#### [TASK INSTRUCTIONS]
All lines in the data bearing the string "JSON" should be identified and copied.

#### [Web page and app entries]

════════

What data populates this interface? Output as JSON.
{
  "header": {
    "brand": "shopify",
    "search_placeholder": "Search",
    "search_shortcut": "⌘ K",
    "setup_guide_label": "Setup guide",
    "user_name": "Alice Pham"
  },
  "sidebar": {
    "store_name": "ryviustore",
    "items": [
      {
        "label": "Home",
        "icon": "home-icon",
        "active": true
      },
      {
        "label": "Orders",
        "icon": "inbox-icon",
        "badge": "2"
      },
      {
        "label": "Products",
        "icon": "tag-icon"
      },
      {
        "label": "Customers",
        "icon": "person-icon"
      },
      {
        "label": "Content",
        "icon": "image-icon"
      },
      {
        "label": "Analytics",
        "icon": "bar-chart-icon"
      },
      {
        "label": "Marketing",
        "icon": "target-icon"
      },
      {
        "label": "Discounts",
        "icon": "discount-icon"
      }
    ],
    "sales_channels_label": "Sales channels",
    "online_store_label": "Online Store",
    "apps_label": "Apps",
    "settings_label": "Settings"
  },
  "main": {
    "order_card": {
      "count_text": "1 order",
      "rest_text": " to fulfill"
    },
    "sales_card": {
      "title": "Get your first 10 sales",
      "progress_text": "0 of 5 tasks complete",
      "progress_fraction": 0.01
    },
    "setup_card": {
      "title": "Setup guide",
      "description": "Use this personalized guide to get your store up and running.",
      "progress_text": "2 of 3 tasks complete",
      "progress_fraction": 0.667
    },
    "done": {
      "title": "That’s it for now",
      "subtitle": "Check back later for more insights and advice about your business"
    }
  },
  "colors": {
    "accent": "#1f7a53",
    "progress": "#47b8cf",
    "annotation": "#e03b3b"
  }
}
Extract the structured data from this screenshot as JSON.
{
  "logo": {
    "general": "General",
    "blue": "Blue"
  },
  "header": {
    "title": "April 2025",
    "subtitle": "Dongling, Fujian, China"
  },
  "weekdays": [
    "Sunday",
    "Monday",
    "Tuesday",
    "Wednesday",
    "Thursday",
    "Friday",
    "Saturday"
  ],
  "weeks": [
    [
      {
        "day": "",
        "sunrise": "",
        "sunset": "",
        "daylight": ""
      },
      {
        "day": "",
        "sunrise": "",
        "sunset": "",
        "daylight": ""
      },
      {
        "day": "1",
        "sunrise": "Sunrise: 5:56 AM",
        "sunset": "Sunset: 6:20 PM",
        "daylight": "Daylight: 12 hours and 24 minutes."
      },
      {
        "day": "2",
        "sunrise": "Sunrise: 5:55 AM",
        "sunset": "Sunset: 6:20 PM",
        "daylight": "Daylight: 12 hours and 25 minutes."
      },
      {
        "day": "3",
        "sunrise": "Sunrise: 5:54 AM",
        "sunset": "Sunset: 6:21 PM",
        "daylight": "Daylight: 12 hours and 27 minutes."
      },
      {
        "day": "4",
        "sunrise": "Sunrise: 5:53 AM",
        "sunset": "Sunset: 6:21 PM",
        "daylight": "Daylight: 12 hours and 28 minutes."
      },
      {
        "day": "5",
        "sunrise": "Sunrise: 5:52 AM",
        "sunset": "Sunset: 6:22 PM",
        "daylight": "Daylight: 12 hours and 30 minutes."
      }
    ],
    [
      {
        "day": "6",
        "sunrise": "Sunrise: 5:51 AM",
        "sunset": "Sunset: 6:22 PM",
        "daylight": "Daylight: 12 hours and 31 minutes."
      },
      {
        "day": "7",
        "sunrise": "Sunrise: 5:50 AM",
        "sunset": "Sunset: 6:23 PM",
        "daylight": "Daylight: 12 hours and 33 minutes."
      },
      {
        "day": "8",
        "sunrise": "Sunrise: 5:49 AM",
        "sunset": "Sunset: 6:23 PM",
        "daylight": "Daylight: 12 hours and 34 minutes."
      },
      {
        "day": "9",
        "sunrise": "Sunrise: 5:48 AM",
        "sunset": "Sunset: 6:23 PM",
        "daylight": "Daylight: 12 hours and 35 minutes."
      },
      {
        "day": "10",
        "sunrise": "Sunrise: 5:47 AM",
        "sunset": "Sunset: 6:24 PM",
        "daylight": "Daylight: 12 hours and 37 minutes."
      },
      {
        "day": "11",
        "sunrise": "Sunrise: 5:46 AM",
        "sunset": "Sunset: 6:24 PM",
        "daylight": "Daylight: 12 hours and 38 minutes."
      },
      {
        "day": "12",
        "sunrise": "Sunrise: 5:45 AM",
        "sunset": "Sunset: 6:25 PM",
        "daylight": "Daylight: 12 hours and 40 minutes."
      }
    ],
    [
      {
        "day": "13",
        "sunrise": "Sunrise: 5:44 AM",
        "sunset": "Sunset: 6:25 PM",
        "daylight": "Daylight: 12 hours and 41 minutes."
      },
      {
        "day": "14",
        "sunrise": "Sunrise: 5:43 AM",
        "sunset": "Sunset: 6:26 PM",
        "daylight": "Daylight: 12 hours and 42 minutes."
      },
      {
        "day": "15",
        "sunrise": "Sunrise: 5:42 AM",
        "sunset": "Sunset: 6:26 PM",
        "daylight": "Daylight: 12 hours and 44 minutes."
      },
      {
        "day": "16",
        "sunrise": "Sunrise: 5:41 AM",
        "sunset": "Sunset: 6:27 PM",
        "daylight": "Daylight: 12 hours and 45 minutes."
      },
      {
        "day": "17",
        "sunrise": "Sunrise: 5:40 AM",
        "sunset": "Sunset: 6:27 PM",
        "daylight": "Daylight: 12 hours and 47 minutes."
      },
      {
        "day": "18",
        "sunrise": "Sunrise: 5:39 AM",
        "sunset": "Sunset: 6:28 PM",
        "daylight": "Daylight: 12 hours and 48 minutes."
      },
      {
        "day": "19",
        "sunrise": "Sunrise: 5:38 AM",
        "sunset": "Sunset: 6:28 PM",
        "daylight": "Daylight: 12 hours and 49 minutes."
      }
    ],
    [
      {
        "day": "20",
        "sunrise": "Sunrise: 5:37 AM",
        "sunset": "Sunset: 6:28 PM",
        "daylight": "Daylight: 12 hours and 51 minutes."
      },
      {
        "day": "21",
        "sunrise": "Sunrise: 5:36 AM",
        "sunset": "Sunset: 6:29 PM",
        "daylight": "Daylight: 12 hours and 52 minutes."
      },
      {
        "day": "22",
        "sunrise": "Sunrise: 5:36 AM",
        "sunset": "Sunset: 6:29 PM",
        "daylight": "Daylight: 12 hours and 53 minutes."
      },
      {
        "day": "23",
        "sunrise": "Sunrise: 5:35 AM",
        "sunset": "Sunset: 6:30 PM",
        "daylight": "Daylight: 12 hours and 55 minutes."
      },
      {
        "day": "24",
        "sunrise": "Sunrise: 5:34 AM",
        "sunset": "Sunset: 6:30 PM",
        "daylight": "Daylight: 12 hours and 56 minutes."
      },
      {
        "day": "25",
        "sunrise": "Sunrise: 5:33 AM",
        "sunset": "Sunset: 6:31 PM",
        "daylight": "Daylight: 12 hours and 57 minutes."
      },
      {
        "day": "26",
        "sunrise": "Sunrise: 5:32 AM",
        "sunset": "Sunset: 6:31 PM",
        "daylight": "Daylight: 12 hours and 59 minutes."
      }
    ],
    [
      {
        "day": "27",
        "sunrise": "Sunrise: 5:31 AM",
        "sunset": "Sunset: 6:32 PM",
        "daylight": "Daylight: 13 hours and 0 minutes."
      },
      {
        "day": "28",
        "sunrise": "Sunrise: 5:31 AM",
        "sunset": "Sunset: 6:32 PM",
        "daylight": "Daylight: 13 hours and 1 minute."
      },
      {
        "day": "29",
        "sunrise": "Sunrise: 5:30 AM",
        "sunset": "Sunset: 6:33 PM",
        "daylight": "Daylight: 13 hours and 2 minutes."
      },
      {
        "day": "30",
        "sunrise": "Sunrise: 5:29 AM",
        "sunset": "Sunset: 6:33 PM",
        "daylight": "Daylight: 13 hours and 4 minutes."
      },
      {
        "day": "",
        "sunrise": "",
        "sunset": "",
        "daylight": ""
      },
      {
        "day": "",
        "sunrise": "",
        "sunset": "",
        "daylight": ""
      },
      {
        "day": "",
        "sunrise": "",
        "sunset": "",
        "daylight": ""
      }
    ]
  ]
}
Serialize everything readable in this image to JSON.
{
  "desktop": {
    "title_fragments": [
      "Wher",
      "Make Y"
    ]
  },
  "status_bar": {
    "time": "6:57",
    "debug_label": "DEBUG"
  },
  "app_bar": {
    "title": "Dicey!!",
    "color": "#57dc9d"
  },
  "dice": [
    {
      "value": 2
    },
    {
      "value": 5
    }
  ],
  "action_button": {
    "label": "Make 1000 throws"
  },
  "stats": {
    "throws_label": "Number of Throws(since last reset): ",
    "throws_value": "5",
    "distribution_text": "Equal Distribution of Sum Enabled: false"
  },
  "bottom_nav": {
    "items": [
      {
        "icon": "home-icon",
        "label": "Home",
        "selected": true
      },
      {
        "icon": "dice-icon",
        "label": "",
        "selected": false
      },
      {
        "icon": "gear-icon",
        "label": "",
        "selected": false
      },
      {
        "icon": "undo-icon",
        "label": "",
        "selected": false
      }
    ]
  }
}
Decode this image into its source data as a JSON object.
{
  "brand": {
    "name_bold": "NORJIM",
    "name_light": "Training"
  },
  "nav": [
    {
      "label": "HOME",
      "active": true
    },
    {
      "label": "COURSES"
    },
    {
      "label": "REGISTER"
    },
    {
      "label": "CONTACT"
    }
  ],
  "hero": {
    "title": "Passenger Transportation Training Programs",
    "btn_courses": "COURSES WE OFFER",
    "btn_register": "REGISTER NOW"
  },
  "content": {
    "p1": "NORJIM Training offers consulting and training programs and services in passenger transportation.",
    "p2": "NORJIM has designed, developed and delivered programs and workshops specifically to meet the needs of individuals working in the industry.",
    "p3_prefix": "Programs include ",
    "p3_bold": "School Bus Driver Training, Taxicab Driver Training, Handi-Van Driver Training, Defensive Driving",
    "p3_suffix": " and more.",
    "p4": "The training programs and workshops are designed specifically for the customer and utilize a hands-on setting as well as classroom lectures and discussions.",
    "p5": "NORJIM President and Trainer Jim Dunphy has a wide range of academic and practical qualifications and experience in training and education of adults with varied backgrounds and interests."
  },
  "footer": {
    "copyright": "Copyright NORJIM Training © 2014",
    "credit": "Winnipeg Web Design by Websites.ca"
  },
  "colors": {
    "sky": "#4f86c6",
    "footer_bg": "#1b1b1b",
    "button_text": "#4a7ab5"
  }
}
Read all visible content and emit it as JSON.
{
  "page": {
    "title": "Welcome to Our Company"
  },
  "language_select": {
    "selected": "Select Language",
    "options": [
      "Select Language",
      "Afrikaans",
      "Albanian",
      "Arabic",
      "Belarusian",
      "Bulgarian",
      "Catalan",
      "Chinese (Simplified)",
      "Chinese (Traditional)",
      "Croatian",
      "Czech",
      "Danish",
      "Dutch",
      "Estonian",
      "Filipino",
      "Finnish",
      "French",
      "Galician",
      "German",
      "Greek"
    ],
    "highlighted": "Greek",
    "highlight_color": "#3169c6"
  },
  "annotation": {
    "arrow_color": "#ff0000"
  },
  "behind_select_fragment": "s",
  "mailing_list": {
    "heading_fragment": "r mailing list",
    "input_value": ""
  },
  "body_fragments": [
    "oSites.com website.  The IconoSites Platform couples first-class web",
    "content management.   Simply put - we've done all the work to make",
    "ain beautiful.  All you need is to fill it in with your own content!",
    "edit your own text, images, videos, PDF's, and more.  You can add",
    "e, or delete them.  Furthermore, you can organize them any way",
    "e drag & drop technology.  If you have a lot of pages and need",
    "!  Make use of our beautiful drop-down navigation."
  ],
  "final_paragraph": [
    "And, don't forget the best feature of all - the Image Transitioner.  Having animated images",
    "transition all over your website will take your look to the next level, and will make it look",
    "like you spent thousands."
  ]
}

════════

#### [TASK SOLUTION]
What data populates this interface? Output as JSON.
Extract the structured data from this screenshot as JSON.
Serialize everything readable in this image to JSON.
Decode this image into its source data as a JSON object.
Read all visible content and emit it as JSON.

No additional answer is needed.